▸ **What is being asked**: Word for word, copy out the entries below, but not the pictures in them.
Top of Data for analysis
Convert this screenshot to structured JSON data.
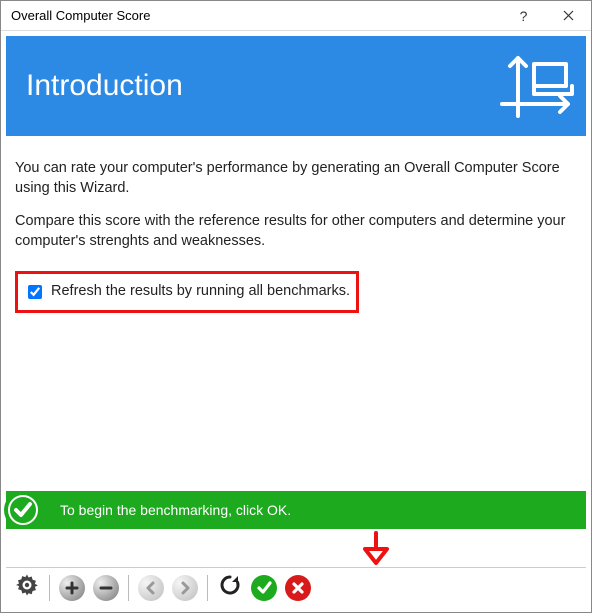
{
  "window": {
    "title": "Overall Computer Score"
  },
  "header": {
    "title": "Introduction"
  },
  "body": {
    "p1": "You can rate your computer's performance by generating an Overall Computer Score using this Wizard.",
    "p2": "Compare this score with the reference results for other computers and determine your computer's strenghts and weaknesses.",
    "checkbox_label": "Refresh the results by running all benchmarks.",
    "checkbox_checked": true
  },
  "status": {
    "message": "To begin the benchmarking, click OK."
  },
  "colors": {
    "accent_blue": "#2c89e4",
    "ok_green": "#1eaa1e",
    "cancel_red": "#d91a1a",
    "highlight_red": "#e11"
  },
  "toolbar": {
    "icons": [
      "gear",
      "zoom-in",
      "zoom-out",
      "back",
      "forward",
      "refresh",
      "ok",
      "cancel"
    ]
  }
}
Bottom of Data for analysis
▸ **Solution**:
Convert this screenshot to structured JSON data.
{
  "window": {
    "title": "Overall Computer Score"
  },
  "header": {
    "title": "Introduction"
  },
  "body": {
    "p1": "You can rate your computer's performance by generating an Overall Computer Score using this Wizard.",
    "p2": "Compare this score with the reference results for other computers and determine your computer's strenghts and weaknesses.",
    "checkbox_label": "Refresh the results by running all benchmarks.",
    "checkbox_checked": true
  },
  "status": {
    "message": "To begin the benchmarking, click OK."
  },
  "colors": {
    "accent_blue": "#2c89e4",
    "ok_green": "#1eaa1e",
    "cancel_red": "#d91a1a",
    "highlight_red": "#e11"
  },
  "toolbar": {
    "icons": [
      "gear",
      "zoom-in",
      "zoom-out",
      "back",
      "forward",
      "refresh",
      "ok",
      "cancel"
    ]
  }
}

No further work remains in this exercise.